§ What needs to be done: The data below should be duplicated in full, unchanged.

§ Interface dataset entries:
################
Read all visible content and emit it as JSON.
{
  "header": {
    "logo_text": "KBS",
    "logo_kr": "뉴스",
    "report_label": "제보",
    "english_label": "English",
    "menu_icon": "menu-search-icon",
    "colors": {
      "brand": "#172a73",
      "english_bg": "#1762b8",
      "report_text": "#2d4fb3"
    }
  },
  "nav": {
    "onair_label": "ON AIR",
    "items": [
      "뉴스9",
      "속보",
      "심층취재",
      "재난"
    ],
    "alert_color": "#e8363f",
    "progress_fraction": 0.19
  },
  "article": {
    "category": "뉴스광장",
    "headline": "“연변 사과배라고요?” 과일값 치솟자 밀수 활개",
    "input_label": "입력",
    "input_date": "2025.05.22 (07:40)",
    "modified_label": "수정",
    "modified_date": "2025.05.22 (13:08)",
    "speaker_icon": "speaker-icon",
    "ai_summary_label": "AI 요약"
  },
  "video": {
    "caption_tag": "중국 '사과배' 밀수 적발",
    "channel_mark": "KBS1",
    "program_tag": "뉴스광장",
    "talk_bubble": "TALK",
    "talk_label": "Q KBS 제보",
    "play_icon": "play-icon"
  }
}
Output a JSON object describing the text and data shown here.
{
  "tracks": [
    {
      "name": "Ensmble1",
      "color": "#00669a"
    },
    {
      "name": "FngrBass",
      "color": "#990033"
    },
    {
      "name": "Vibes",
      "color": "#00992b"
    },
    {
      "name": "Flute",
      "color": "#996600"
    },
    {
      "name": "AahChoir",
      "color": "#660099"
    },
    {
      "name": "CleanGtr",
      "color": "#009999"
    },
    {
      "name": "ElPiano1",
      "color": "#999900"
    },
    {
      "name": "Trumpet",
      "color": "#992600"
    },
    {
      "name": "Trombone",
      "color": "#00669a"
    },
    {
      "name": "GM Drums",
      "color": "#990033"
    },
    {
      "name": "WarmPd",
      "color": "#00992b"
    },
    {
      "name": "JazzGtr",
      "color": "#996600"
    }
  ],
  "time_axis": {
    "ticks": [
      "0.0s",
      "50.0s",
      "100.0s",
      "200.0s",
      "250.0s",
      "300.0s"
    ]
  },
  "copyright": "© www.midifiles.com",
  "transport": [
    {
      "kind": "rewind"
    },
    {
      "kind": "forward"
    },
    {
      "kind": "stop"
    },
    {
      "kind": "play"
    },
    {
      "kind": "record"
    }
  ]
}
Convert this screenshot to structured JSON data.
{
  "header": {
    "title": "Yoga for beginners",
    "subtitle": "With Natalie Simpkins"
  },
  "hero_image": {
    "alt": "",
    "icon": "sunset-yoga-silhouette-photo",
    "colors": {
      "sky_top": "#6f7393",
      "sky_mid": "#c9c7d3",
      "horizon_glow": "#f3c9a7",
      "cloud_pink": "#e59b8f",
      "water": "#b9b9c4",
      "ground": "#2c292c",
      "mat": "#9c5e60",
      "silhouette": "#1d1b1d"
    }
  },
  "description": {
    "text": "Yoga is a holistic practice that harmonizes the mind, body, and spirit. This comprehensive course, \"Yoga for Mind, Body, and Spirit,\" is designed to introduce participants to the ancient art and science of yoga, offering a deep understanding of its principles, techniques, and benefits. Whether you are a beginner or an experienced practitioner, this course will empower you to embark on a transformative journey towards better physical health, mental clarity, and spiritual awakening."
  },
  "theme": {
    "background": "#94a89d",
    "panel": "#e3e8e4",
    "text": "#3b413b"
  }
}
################
§ Expected output:
Read all visible content and emit it as JSON.
{
  "header": {
    "logo_text": "KBS",
    "logo_kr": "뉴스",
    "report_label": "제보",
    "english_label": "English",
    "menu_icon": "menu-search-icon",
    "colors": {
      "brand": "#172a73",
      "english_bg": "#1762b8",
      "report_text": "#2d4fb3"
    }
  },
  "nav": {
    "onair_label": "ON AIR",
    "items": [
      "뉴스9",
      "속보",
      "심층취재",
      "재난"
    ],
    "alert_color": "#e8363f",
    "progress_fraction": 0.19
  },
  "article": {
    "category": "뉴스광장",
    "headline": "“연변 사과배라고요?” 과일값 치솟자 밀수 활개",
    "input_label": "입력",
    "input_date": "2025.05.22 (07:40)",
    "modified_label": "수정",
    "modified_date": "2025.05.22 (13:08)",
    "speaker_icon": "speaker-icon",
    "ai_summary_label": "AI 요약"
  },
  "video": {
    "caption_tag": "중국 '사과배' 밀수 적발",
    "channel_mark": "KBS1",
    "program_tag": "뉴스광장",
    "talk_bubble": "TALK",
    "talk_label": "Q KBS 제보",
    "play_icon": "play-icon"
  }
}
Output a JSON object describing the text and data shown here.
{
  "tracks": [
    {
      "name": "Ensmble1",
      "color": "#00669a"
    },
    {
      "name": "FngrBass",
      "color": "#990033"
    },
    {
      "name": "Vibes",
      "color": "#00992b"
    },
    {
      "name": "Flute",
      "color": "#996600"
    },
    {
      "name": "AahChoir",
      "color": "#660099"
    },
    {
      "name": "CleanGtr",
      "color": "#009999"
    },
    {
      "name": "ElPiano1",
      "color": "#999900"
    },
    {
      "name": "Trumpet",
      "color": "#992600"
    },
    {
      "name": "Trombone",
      "color": "#00669a"
    },
    {
      "name": "GM Drums",
      "color": "#990033"
    },
    {
      "name": "WarmPd",
      "color": "#00992b"
    },
    {
      "name": "JazzGtr",
      "color": "#996600"
    }
  ],
  "time_axis": {
    "ticks": [
      "0.0s",
      "50.0s",
      "100.0s",
      "200.0s",
      "250.0s",
      "300.0s"
    ]
  },
  "copyright": "© www.midifiles.com",
  "transport": [
    {
      "kind": "rewind"
    },
    {
      "kind": "forward"
    },
    {
      "kind": "stop"
    },
    {
      "kind": "play"
    },
    {
      "kind": "record"
    }
  ]
}
Convert this screenshot to structured JSON data.
{
  "header": {
    "title": "Yoga for beginners",
    "subtitle": "With Natalie Simpkins"
  },
  "hero_image": {
    "alt": "",
    "icon": "sunset-yoga-silhouette-photo",
    "colors": {
      "sky_top": "#6f7393",
      "sky_mid": "#c9c7d3",
      "horizon_glow": "#f3c9a7",
      "cloud_pink": "#e59b8f",
      "water": "#b9b9c4",
      "ground": "#2c292c",
      "mat": "#9c5e60",
      "silhouette": "#1d1b1d"
    }
  },
  "description": {
    "text": "Yoga is a holistic practice that harmonizes the mind, body, and spirit. This comprehensive course, \"Yoga for Mind, Body, and Spirit,\" is designed to introduce participants to the ancient art and science of yoga, offering a deep understanding of its principles, techniques, and benefits. Whether you are a beginner or an experienced practitioner, this course will empower you to embark on a transformative journey towards better physical health, mental clarity, and spiritual awakening."
  },
  "theme": {
    "background": "#94a89d",
    "panel": "#e3e8e4",
    "text": "#3b413b"
  }
}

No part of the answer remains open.